# Records for processing
-----

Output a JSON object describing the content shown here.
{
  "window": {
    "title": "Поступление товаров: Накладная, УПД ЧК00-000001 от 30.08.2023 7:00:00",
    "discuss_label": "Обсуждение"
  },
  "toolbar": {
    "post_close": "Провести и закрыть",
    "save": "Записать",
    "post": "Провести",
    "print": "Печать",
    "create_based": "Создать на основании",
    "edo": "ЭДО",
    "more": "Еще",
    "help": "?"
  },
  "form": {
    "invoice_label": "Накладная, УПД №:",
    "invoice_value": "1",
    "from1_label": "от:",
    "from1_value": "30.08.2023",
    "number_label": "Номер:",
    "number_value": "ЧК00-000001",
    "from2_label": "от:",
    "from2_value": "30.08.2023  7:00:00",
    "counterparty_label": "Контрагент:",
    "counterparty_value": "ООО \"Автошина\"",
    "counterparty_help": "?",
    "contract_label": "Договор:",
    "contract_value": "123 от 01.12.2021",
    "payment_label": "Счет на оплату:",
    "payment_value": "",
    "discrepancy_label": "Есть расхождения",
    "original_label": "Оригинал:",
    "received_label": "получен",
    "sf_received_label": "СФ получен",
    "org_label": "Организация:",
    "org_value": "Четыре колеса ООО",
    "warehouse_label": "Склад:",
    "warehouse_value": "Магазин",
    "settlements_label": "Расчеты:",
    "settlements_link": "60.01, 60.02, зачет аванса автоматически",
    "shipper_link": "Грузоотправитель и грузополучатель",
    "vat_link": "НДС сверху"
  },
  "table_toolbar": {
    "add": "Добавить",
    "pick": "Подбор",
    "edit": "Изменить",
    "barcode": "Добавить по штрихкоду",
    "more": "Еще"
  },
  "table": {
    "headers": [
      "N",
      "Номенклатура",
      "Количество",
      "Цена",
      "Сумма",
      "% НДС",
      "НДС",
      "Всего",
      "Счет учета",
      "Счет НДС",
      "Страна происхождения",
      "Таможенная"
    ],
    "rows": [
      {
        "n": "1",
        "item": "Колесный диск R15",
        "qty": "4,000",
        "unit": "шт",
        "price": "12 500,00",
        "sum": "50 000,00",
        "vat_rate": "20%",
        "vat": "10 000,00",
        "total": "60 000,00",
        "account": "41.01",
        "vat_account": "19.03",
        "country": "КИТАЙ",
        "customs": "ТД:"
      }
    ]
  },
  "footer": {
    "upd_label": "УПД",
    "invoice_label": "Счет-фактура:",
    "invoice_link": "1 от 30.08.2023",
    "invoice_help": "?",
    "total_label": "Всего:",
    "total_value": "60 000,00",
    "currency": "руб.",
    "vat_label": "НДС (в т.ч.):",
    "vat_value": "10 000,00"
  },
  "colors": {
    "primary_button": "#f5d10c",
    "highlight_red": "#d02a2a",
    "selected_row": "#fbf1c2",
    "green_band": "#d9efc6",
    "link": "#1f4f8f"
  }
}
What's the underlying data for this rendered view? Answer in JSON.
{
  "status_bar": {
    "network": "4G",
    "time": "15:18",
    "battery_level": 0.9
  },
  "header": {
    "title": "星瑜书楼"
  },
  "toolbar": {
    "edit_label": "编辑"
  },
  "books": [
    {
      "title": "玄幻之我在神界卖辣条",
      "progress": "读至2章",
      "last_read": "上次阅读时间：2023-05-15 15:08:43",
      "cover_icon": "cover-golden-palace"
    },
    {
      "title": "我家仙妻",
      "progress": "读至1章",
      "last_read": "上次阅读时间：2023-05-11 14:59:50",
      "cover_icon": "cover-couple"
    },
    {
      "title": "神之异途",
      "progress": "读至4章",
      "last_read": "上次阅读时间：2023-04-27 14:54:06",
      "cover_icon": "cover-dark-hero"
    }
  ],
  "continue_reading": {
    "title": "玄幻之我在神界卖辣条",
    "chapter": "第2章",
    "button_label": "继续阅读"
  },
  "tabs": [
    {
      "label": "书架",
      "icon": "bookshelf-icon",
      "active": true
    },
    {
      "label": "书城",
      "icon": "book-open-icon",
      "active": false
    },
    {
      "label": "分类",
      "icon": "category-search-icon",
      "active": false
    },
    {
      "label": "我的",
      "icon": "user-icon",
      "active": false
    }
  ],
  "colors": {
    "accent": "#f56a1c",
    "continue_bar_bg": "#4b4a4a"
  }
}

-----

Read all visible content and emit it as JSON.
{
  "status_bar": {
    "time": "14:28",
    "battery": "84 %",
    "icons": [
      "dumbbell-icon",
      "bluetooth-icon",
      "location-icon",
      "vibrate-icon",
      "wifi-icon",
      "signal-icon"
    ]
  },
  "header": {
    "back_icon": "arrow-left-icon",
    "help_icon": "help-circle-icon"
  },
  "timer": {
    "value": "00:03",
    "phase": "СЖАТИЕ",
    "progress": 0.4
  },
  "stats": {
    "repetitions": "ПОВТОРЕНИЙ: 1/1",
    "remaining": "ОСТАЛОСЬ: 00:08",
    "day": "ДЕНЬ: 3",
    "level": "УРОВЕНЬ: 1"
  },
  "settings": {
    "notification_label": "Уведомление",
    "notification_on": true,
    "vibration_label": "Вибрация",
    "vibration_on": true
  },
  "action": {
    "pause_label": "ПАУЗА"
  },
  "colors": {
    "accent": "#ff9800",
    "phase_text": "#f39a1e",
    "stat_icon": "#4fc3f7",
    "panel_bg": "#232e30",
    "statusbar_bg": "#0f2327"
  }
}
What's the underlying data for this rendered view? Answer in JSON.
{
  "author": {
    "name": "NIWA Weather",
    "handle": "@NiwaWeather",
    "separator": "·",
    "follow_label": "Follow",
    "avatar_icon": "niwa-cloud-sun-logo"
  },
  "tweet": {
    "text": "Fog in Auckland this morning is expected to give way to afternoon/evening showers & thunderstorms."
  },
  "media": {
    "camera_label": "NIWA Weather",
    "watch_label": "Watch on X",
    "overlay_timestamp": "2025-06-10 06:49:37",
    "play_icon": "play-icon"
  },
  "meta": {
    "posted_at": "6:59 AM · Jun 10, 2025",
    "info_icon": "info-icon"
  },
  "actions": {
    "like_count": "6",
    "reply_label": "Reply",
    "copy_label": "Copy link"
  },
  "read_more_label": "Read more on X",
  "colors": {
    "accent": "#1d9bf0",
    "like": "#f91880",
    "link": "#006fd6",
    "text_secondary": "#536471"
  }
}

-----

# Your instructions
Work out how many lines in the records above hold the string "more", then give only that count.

# Result for this exercise
3